I hope you understand this code I’ve developed. I realize it’s a little obscure, but you should be able to figure it out. I might even worry that Myron has the brains to figure it out if he gets hold of my notebook again, but he’s too busy making me look like a troublemaker to bother deciphering it. I stole the remaining black knight from the chess set, twin to the one he embedded under his skin. I guess it makes me feel like I own some part of him, and maybe that is pathetic, but it’s sort of all you have in a place like this.
My privileges have been lowered to a 2 for Myron’s latest prank he pinned on me (involving basketballs and the barbed wire fence around the yard), which means I’m restricted to my cell and the cafeteria. Gavin gave me another package of udon today. Soon I'll have enough for at least a layer under my pillow. Then maybe I'll sleep well and stop having these dreams.
Nobody calls me "Kamikaze" anymore, for which I’m grateful. They all laughed when Myron read my stuff to them, but the teasing stopped shortly. Guys just avoid me now. I think it’s because my words voiced something of what they’re all going through. All of them have the same kind of guilt I do. Most of them, anyway. Not Myron.
Edge hasn’t confronted me. The one time we locked eyes in the last couple of days, he just nodded at me. So maybe he gets it, too.
Wall hadn’t really spoken to me since Myron read my journal, but just this morning he did confront me.
"You write to God?" he asked.
"Do you pray?"
"But I thought you -- you didn’t believe."
"I don’t." Then I clarified: "I can’t."
Wall narrowed his eyes. "You think God is some kind of a joke or something?"
"No," I said. "Never. I don’t know who I’m writing to. I don’t know who I’m praying to. Whoever cares enough to listen, I guess. Does your God care?"
Wall nodded. "He cares a whole lot, man.

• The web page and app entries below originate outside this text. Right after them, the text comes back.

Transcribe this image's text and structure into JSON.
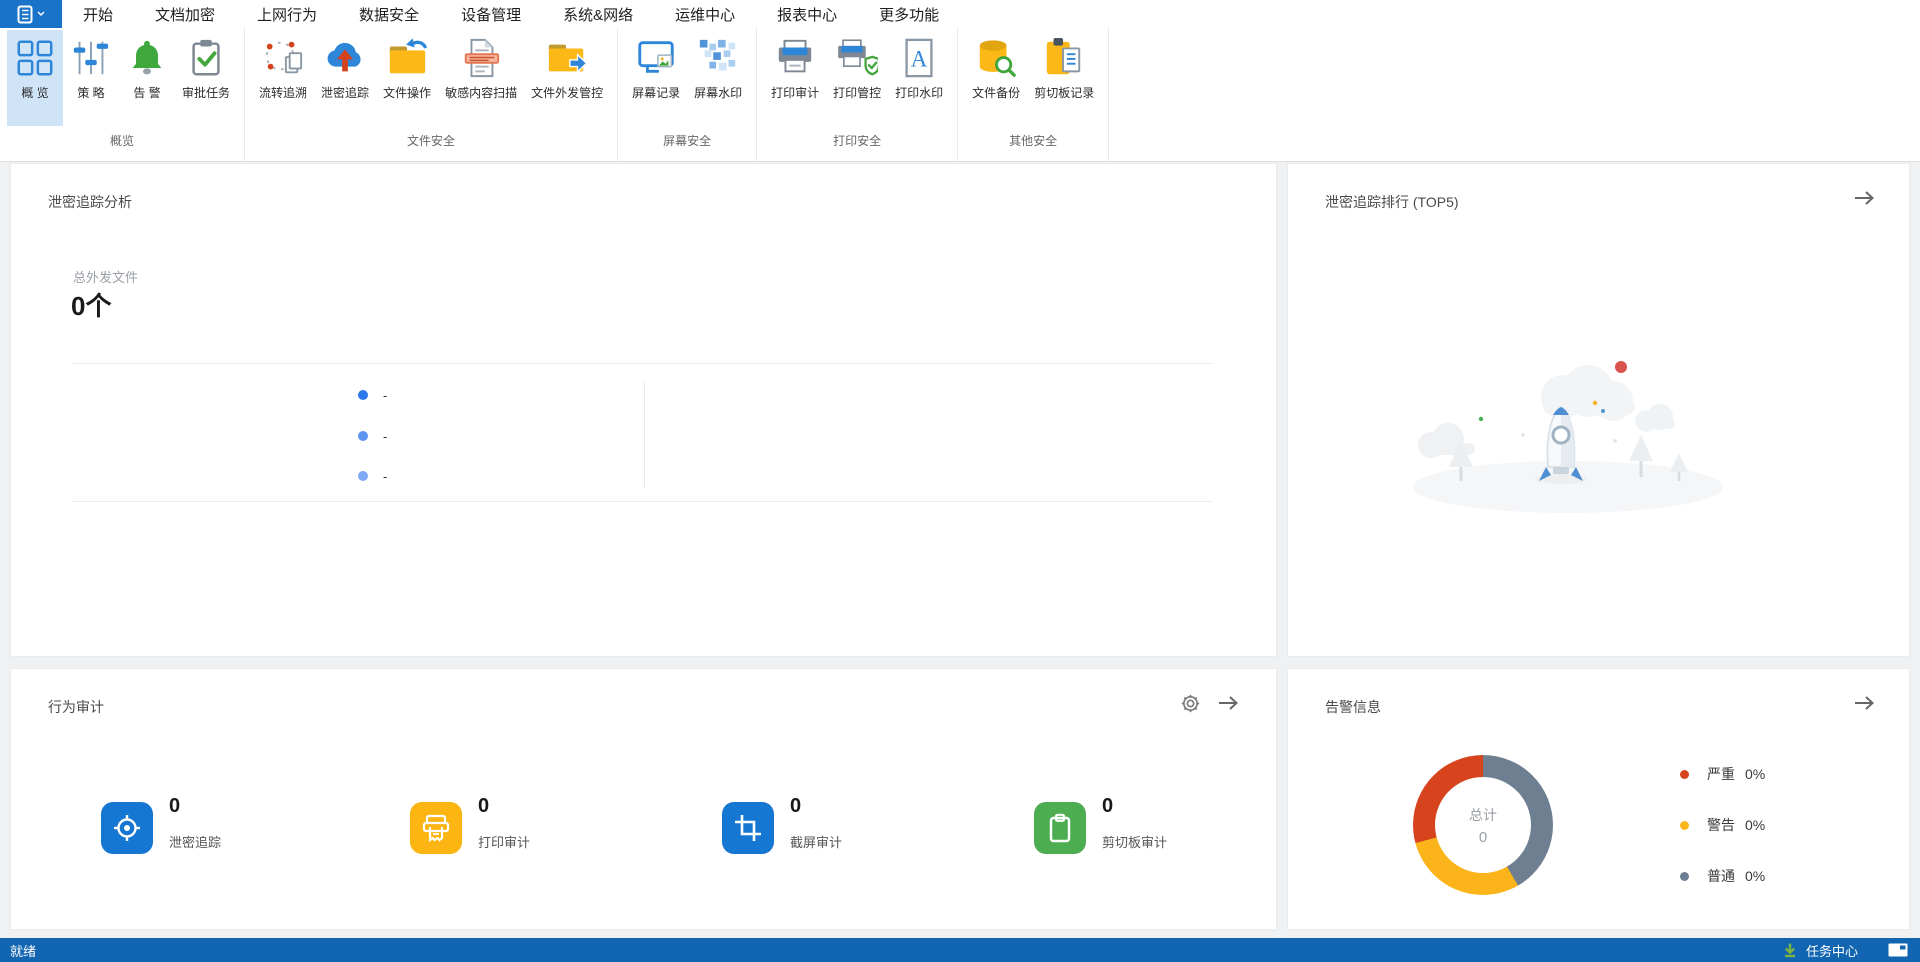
{
  "app": {
    "tabs": [
      "开始",
      "文档加密",
      "上网行为",
      "数据安全",
      "设备管理",
      "系统&网络",
      "运维中心",
      "报表中心",
      "更多功能"
    ],
    "active_tab": "数据安全"
  },
  "ribbon": {
    "selected_item": "概 览",
    "groups": [
      {
        "label": "概览",
        "items": [
          "概 览",
          "策 略",
          "告 警",
          "审批任务"
        ]
      },
      {
        "label": "文件安全",
        "items": [
          "流转追溯",
          "泄密追踪",
          "文件操作",
          "敏感内容扫描",
          "文件外发管控"
        ]
      },
      {
        "label": "屏幕安全",
        "items": [
          "屏幕记录",
          "屏幕水印"
        ]
      },
      {
        "label": "打印安全",
        "items": [
          "打印审计",
          "打印管控",
          "打印水印"
        ]
      },
      {
        "label": "其他安全",
        "items": [
          "文件备份",
          "剪切板记录"
        ]
      }
    ]
  },
  "panels": {
    "leak_analysis": {
      "title": "泄密追踪分析",
      "stat_label": "总外发文件",
      "stat_value": "0个",
      "items": [
        {
          "text": "-",
          "color": "#2c77ee"
        },
        {
          "text": "-",
          "color": "#5e94f2"
        },
        {
          "text": "-",
          "color": "#7fa8f5"
        }
      ]
    },
    "leak_ranking": {
      "title": "泄密追踪排行 (TOP5)"
    },
    "behavior_audit": {
      "title": "行为审计",
      "cards": [
        {
          "value": "0",
          "label": "泄密追踪",
          "color": "#1677d2"
        },
        {
          "value": "0",
          "label": "打印审计",
          "color": "#fcb513"
        },
        {
          "value": "0",
          "label": "截屏审计",
          "color": "#1677d2"
        },
        {
          "value": "0",
          "label": "剪切板审计",
          "color": "#4cae50"
        }
      ]
    },
    "alert_info": {
      "title": "告警信息",
      "center_label": "总计",
      "center_value": "0",
      "legend": [
        {
          "label": "严重",
          "value": "0%",
          "color": "#d6431d"
        },
        {
          "label": "警告",
          "value": "0%",
          "color": "#fbb41a"
        },
        {
          "label": "普通",
          "value": "0%",
          "color": "#6e7f92"
        }
      ]
    }
  },
  "status_bar": {
    "ready": "就绪",
    "task_center": "任务中心"
  },
  "colors": {
    "accent_blue": "#1973c8",
    "statusbar_blue": "#1266b1",
    "ribbon_selected_bg": "#cfe4f7"
  },
  "chart_data": {
    "type": "pie",
    "title": "告警信息",
    "center_label": "总计",
    "center_value": 0,
    "categories": [
      "严重",
      "警告",
      "普通"
    ],
    "values": [
      0,
      0,
      0
    ],
    "unit": "%",
    "legend_position": "right",
    "segments": [
      {
        "label": "普通",
        "color": "#6e7f92",
        "from": 0,
        "to": 150
      },
      {
        "label": "警告",
        "color": "#fbb41a",
        "from": 150,
        "to": 255
      },
      {
        "label": "严重",
        "color": "#d6431d",
        "from": 255,
        "to": 360
      }
    ]
  }
}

You have no idea."
"I think I do." I’ve heard the message before.
"I saw what Jellyfish made it look like you did," Wall said. "How come you didn’t stand up to him? The way you took on Edge at first, I figured you were fearless. A real kamikaze."

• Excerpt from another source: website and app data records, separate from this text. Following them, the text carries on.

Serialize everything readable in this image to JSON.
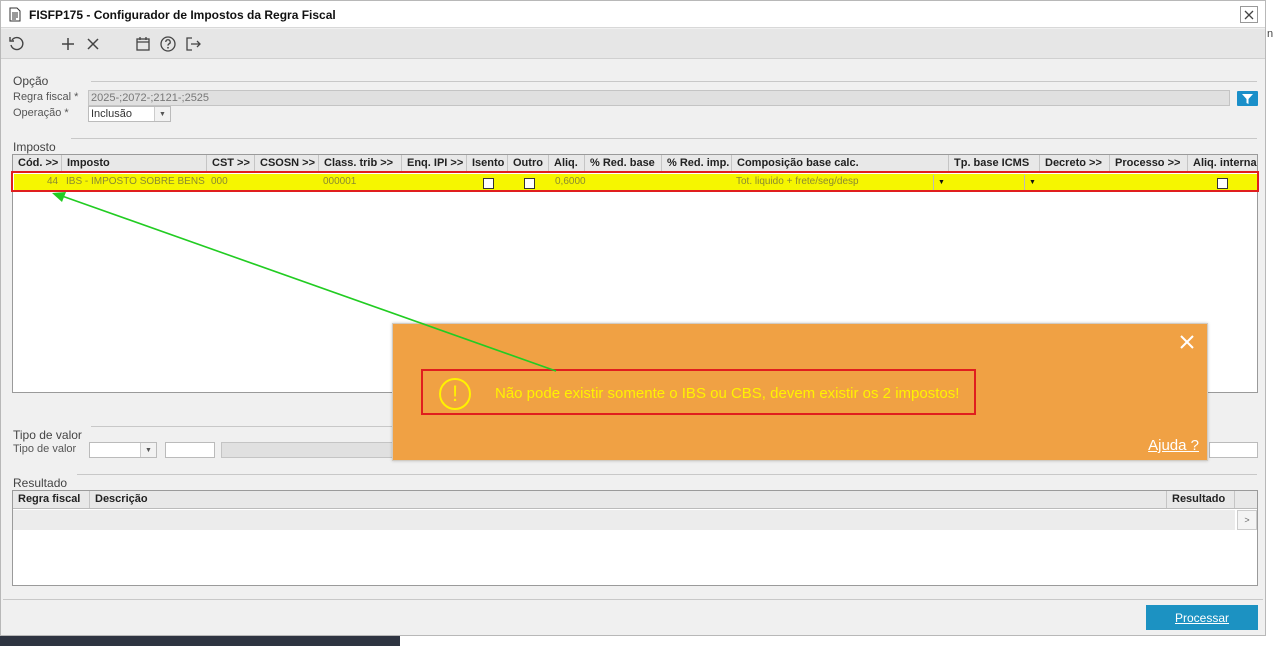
{
  "window": {
    "title": "FISFP175 - Configurador de Impostos da Regra Fiscal"
  },
  "toolbar": {
    "icons": [
      "refresh-icon",
      "add-icon",
      "delete-icon",
      "calendar-icon",
      "help-icon",
      "exit-icon"
    ]
  },
  "opcao": {
    "section_title": "Opção",
    "regra_label": "Regra fiscal *",
    "regra_value": "2025-;2072-;2121-;2525",
    "operacao_label": "Operação *",
    "operacao_value": "Inclusão"
  },
  "imposto": {
    "section_title": "Imposto",
    "columns": [
      "Cód. >>",
      "Imposto",
      "CST >>",
      "CSOSN >>",
      "Class. trib >>",
      "Enq. IPI >>",
      "Isento",
      "Outro",
      "Aliq.",
      "% Red. base",
      "% Red. imp.",
      "Composição base calc.",
      "Tp. base ICMS",
      "Decreto >>",
      "Processo >>",
      "Aliq. interna"
    ],
    "rows": [
      {
        "cod": "44",
        "imposto": "IBS - IMPOSTO SOBRE BENS",
        "cst": "000",
        "class_trib": "000001",
        "aliq": "0,6000",
        "composicao": "Tot. liquido + frete/seg/desp"
      }
    ]
  },
  "tipo_valor": {
    "section_title": "Tipo de valor",
    "label": "Tipo de valor"
  },
  "resultado": {
    "section_title": "Resultado",
    "columns": [
      "Regra fiscal",
      "Descrição",
      "Resultado"
    ],
    "scroll_glyph": ">"
  },
  "popup": {
    "message": "Não pode existir somente o IBS ou CBS, devem existir os 2 impostos!",
    "help_link": "Ajuda ?",
    "close_glyph": "×"
  },
  "actions": {
    "process_label": "Processar"
  },
  "side_fragment": "n",
  "colors": {
    "popup_bg": "#f0a144",
    "highlight_row": "#f6f600",
    "accent_blue": "#1c92c2",
    "annotation_red": "#e01e1e",
    "arrow_green": "#22cc22"
  }
}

I laughed bitterly. "I’m no kamikaze. That doesn’t mean what everyone thinks it does, you know."
"Yeah? I’m not so good with Japanese etymology."

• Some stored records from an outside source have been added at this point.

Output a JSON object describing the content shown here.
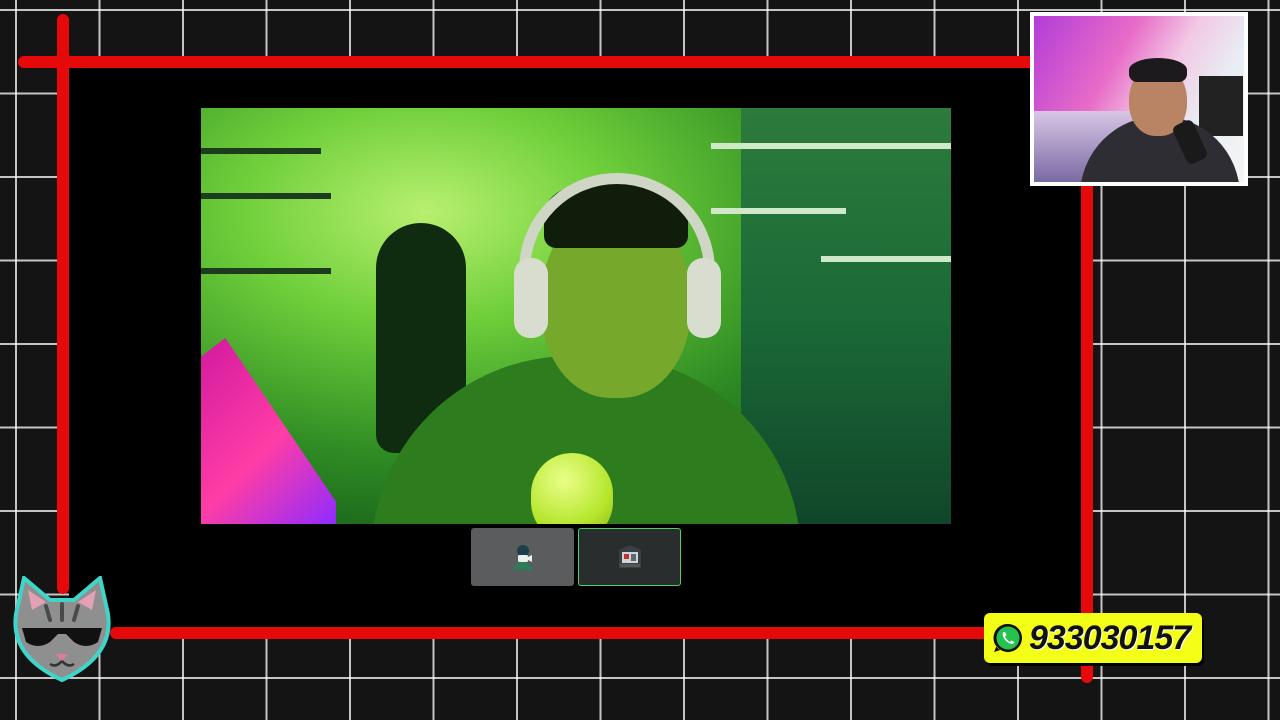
{
  "contact": {
    "whatsapp_number": "933030157",
    "icon": "whatsapp-icon"
  },
  "controls": {
    "camera_buttons": [
      {
        "icon": "camera-person-icon",
        "selected": false
      },
      {
        "icon": "desk-scene-icon",
        "selected": true
      }
    ]
  },
  "overlay": {
    "logo_icon": "cat-sunglasses-logo",
    "frame_color": "#e50909",
    "badge_color": "#f4ff18",
    "grid_background": "#141414"
  },
  "video": {
    "main_feed": "webcam-main",
    "pip_feed": "webcam-pip"
  }
}
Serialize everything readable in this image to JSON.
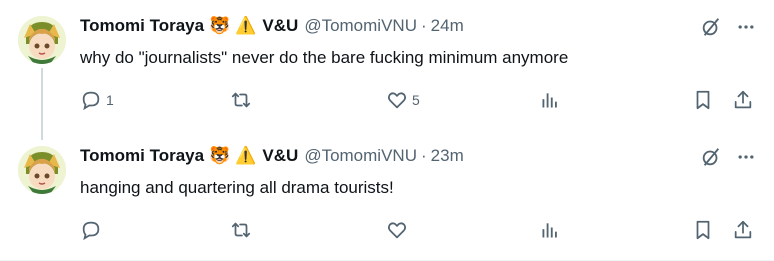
{
  "tweets": [
    {
      "name": "Tomomi Toraya",
      "emoji_tiger": "🐯",
      "emoji_warning": "⚠️",
      "tag": "V&U",
      "handle": "@TomomiVNU",
      "separator": "·",
      "time": "24m",
      "text": "why do \"journalists\" never do the bare fucking minimum anymore",
      "reply_count": "1",
      "retweet_count": "",
      "like_count": "5"
    },
    {
      "name": "Tomomi Toraya",
      "emoji_tiger": "🐯",
      "emoji_warning": "⚠️",
      "tag": "V&U",
      "handle": "@TomomiVNU",
      "separator": "·",
      "time": "23m",
      "text": "hanging and quartering all drama tourists!",
      "reply_count": "",
      "retweet_count": "",
      "like_count": ""
    }
  ],
  "icons": {
    "grok": "grok-slash-circle-icon",
    "more": "more-dots-icon",
    "reply": "reply-bubble-icon",
    "retweet": "retweet-arrows-icon",
    "like": "heart-icon",
    "views": "views-bars-icon",
    "bookmark": "bookmark-icon",
    "share": "share-upload-icon"
  },
  "colors": {
    "text": "#0f1419",
    "muted": "#536471",
    "thread_line": "#cfd9de"
  }
}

"It’s history," I said. "The World War II pilots took it from their history. 'Kamikaze' means 'divine wind' -- it’s the name they called the typhoons that rescued them from one of the invading khans. It’s not about honorable suicide. It’s about a rescuer."
"And I’m not that," I said. I only know one person who is. Whittaker. Even now, I can’t wrap my head around what he did and why he did it, and for that, he has my awe and admiration. When I dare to think of myself as someone like him -- a rescuer -- a real kamikaze -- the idea flashes in my mind like a brilliant ray of hope. And it’s quenched a second later. That is not me. "I am not a savior."
"No," Wall agreed. "No, maybe you’re not." He tossed his Bible from hand to hand. I respect him for not saying what we both know he wanted to say. He knows that I know that he knows a savior.
Myron and I ignore each other now, but my threat to him remains. I will remember every single slight he causes to my reputation. And I will meet him on the outside. And I will put him back in here. When I first got here, I thought he and I were similar enough to be friends, but now I see that the only thing we ever had in common was boredom. What we choose to do with our boredom differs entirely. I’ve gotten good at restraining myself from getting back at him, because I know I can’t risk it. He’s getting me in enough trouble, and I want to get out as soon as possible. Which means I have to wait.
So I’m waiting in here, God. Just waiting for my kamikaze.